• WHAT YOU SHOULD DO:
Could you repeat the records shown below exactly as written?

• RECORDS SUPPLIED:
§ §

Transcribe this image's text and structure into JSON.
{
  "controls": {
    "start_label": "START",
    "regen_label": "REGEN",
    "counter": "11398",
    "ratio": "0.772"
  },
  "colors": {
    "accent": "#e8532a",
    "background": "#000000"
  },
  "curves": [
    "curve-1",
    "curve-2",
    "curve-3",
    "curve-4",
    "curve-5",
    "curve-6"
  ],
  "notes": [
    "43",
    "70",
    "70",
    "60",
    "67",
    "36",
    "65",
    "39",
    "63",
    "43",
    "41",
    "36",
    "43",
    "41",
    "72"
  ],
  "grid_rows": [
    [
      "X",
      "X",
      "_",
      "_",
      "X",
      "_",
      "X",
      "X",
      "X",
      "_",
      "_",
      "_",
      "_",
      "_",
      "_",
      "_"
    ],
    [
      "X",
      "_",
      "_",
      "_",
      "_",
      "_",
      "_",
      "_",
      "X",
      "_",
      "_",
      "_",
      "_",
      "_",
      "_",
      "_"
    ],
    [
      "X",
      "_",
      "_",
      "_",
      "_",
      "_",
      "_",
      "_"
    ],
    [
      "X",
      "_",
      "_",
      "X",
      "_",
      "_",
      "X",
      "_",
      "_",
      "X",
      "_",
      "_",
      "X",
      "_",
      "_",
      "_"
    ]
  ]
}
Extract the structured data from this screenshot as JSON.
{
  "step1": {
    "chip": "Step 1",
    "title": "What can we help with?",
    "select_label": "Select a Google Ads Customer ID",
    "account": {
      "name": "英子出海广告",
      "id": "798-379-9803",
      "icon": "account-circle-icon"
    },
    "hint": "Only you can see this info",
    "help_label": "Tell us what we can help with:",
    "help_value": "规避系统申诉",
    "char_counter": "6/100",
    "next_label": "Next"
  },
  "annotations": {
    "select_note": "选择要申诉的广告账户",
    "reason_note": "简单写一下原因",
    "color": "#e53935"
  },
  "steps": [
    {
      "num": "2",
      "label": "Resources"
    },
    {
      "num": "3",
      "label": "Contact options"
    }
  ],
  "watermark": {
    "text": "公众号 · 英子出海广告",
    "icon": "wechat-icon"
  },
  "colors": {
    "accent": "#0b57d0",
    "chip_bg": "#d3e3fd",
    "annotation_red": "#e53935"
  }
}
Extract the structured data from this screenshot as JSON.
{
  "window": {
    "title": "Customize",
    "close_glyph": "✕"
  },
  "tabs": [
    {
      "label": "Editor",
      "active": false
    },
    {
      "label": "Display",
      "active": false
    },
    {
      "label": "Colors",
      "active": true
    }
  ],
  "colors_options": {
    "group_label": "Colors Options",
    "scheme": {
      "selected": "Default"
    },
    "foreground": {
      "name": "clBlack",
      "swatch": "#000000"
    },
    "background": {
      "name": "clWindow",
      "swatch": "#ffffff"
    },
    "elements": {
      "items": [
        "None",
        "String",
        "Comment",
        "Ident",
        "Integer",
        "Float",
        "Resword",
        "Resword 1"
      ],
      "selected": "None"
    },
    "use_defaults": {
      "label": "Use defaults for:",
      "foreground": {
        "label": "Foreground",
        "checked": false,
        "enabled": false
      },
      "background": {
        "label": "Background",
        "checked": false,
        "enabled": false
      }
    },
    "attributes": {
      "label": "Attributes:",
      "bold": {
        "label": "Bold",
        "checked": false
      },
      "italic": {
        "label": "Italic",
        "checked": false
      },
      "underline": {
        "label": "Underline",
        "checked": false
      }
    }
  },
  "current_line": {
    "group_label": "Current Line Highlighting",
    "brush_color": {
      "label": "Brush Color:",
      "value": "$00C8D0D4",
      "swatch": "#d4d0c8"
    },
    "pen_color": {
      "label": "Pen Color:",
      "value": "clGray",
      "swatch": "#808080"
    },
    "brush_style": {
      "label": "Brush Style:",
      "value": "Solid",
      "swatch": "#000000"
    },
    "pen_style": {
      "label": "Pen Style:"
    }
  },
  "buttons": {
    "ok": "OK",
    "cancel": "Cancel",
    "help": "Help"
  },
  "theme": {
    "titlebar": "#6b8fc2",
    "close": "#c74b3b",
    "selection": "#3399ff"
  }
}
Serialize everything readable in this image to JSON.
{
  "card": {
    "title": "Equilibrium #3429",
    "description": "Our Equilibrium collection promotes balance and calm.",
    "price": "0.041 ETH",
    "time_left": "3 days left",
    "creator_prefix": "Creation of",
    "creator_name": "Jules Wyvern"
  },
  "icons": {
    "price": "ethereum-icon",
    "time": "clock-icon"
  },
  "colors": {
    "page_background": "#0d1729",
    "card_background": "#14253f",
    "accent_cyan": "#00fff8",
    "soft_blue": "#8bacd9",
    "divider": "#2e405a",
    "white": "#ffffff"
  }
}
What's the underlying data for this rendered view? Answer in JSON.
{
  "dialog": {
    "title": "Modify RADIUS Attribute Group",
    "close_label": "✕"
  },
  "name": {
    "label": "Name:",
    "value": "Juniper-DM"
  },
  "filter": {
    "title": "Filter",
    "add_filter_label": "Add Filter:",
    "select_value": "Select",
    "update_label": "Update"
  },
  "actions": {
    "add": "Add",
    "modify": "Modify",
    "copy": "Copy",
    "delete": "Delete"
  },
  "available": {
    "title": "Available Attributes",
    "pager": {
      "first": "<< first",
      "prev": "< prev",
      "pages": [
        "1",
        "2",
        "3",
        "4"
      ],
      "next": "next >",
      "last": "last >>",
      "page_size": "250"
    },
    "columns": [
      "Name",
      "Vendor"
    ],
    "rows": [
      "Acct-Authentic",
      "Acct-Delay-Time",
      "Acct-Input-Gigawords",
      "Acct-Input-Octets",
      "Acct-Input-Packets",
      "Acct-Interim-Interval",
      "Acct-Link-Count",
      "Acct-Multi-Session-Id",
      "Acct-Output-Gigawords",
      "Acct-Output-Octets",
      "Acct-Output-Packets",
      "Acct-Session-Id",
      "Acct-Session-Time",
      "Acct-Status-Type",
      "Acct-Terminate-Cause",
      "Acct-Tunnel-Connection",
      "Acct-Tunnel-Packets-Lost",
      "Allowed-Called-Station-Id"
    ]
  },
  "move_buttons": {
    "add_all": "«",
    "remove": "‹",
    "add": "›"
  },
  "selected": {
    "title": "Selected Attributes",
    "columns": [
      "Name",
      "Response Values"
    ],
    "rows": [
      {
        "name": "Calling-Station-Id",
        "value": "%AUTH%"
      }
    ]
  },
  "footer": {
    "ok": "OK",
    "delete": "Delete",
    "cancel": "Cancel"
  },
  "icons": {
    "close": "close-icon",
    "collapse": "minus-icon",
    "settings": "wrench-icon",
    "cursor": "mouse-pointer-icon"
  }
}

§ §

• EXERCISE ANSWER:
Transcribe this image's text and structure into JSON.
{
  "controls": {
    "start_label": "START",
    "regen_label": "REGEN",
    "counter": "11398",
    "ratio": "0.772"
  },
  "colors": {
    "accent": "#e8532a",
    "background": "#000000"
  },
  "curves": [
    "curve-1",
    "curve-2",
    "curve-3",
    "curve-4",
    "curve-5",
    "curve-6"
  ],
  "notes": [
    "43",
    "70",
    "70",
    "60",
    "67",
    "36",
    "65",
    "39",
    "63",
    "43",
    "41",
    "36",
    "43",
    "41",
    "72"
  ],
  "grid_rows": [
    [
      "X",
      "X",
      "_",
      "_",
      "X",
      "_",
      "X",
      "X",
      "X",
      "_",
      "_",
      "_",
      "_",
      "_",
      "_",
      "_"
    ],
    [
      "X",
      "_",
      "_",
      "_",
      "_",
      "_",
      "_",
      "_",
      "X",
      "_",
      "_",
      "_",
      "_",
      "_",
      "_",
      "_"
    ],
    [
      "X",
      "_",
      "_",
      "_",
      "_",
      "_",
      "_",
      "_"
    ],
    [
      "X",
      "_",
      "_",
      "X",
      "_",
      "_",
      "X",
      "_",
      "_",
      "X",
      "_",
      "_",
      "X",
      "_",
      "_",
      "_"
    ]
  ]
}
Extract the structured data from this screenshot as JSON.
{
  "step1": {
    "chip": "Step 1",
    "title": "What can we help with?",
    "select_label": "Select a Google Ads Customer ID",
    "account": {
      "name": "英子出海广告",
      "id": "798-379-9803",
      "icon": "account-circle-icon"
    },
    "hint": "Only you can see this info",
    "help_label": "Tell us what we can help with:",
    "help_value": "规避系统申诉",
    "char_counter": "6/100",
    "next_label": "Next"
  },
  "annotations": {
    "select_note": "选择要申诉的广告账户",
    "reason_note": "简单写一下原因",
    "color": "#e53935"
  },
  "steps": [
    {
      "num": "2",
      "label": "Resources"
    },
    {
      "num": "3",
      "label": "Contact options"
    }
  ],
  "watermark": {
    "text": "公众号 · 英子出海广告",
    "icon": "wechat-icon"
  },
  "colors": {
    "accent": "#0b57d0",
    "chip_bg": "#d3e3fd",
    "annotation_red": "#e53935"
  }
}
Extract the structured data from this screenshot as JSON.
{
  "window": {
    "title": "Customize",
    "close_glyph": "✕"
  },
  "tabs": [
    {
      "label": "Editor",
      "active": false
    },
    {
      "label": "Display",
      "active": false
    },
    {
      "label": "Colors",
      "active": true
    }
  ],
  "colors_options": {
    "group_label": "Colors Options",
    "scheme": {
      "selected": "Default"
    },
    "foreground": {
      "name": "clBlack",
      "swatch": "#000000"
    },
    "background": {
      "name": "clWindow",
      "swatch": "#ffffff"
    },
    "elements": {
      "items": [
        "None",
        "String",
        "Comment",
        "Ident",
        "Integer",
        "Float",
        "Resword",
        "Resword 1"
      ],
      "selected": "None"
    },
    "use_defaults": {
      "label": "Use defaults for:",
      "foreground": {
        "label": "Foreground",
        "checked": false,
        "enabled": false
      },
      "background": {
        "label": "Background",
        "checked": false,
        "enabled": false
      }
    },
    "attributes": {
      "label": "Attributes:",
      "bold": {
        "label": "Bold",
        "checked": false
      },
      "italic": {
        "label": "Italic",
        "checked": false
      },
      "underline": {
        "label": "Underline",
        "checked": false
      }
    }
  },
  "current_line": {
    "group_label": "Current Line Highlighting",
    "brush_color": {
      "label": "Brush Color:",
      "value": "$00C8D0D4",
      "swatch": "#d4d0c8"
    },
    "pen_color": {
      "label": "Pen Color:",
      "value": "clGray",
      "swatch": "#808080"
    },
    "brush_style": {
      "label": "Brush Style:",
      "value": "Solid",
      "swatch": "#000000"
    },
    "pen_style": {
      "label": "Pen Style:"
    }
  },
  "buttons": {
    "ok": "OK",
    "cancel": "Cancel",
    "help": "Help"
  },
  "theme": {
    "titlebar": "#6b8fc2",
    "close": "#c74b3b",
    "selection": "#3399ff"
  }
}
Serialize everything readable in this image to JSON.
{
  "card": {
    "title": "Equilibrium #3429",
    "description": "Our Equilibrium collection promotes balance and calm.",
    "price": "0.041 ETH",
    "time_left": "3 days left",
    "creator_prefix": "Creation of",
    "creator_name": "Jules Wyvern"
  },
  "icons": {
    "price": "ethereum-icon",
    "time": "clock-icon"
  },
  "colors": {
    "page_background": "#0d1729",
    "card_background": "#14253f",
    "accent_cyan": "#00fff8",
    "soft_blue": "#8bacd9",
    "divider": "#2e405a",
    "white": "#ffffff"
  }
}
What's the underlying data for this rendered view? Answer in JSON.
{
  "dialog": {
    "title": "Modify RADIUS Attribute Group",
    "close_label": "✕"
  },
  "name": {
    "label": "Name:",
    "value": "Juniper-DM"
  },
  "filter": {
    "title": "Filter",
    "add_filter_label": "Add Filter:",
    "select_value": "Select",
    "update_label": "Update"
  },
  "actions": {
    "add": "Add",
    "modify": "Modify",
    "copy": "Copy",
    "delete": "Delete"
  },
  "available": {
    "title": "Available Attributes",
    "pager": {
      "first": "<< first",
      "prev": "< prev",
      "pages": [
        "1",
        "2",
        "3",
        "4"
      ],
      "next": "next >",
      "last": "last >>",
      "page_size": "250"
    },
    "columns": [
      "Name",
      "Vendor"
    ],
    "rows": [
      "Acct-Authentic",
      "Acct-Delay-Time",
      "Acct-Input-Gigawords",
      "Acct-Input-Octets",
      "Acct-Input-Packets",
      "Acct-Interim-Interval",
      "Acct-Link-Count",
      "Acct-Multi-Session-Id",
      "Acct-Output-Gigawords",
      "Acct-Output-Octets",
      "Acct-Output-Packets",
      "Acct-Session-Id",
      "Acct-Session-Time",
      "Acct-Status-Type",
      "Acct-Terminate-Cause",
      "Acct-Tunnel-Connection",
      "Acct-Tunnel-Packets-Lost",
      "Allowed-Called-Station-Id"
    ]
  },
  "move_buttons": {
    "add_all": "«",
    "remove": "‹",
    "add": "›"
  },
  "selected": {
    "title": "Selected Attributes",
    "columns": [
      "Name",
      "Response Values"
    ],
    "rows": [
      {
        "name": "Calling-Station-Id",
        "value": "%AUTH%"
      }
    ]
  },
  "footer": {
    "ok": "OK",
    "delete": "Delete",
    "cancel": "Cancel"
  },
  "icons": {
    "close": "close-icon",
    "collapse": "minus-icon",
    "settings": "wrench-icon",
    "cursor": "mouse-pointer-icon"
  }
}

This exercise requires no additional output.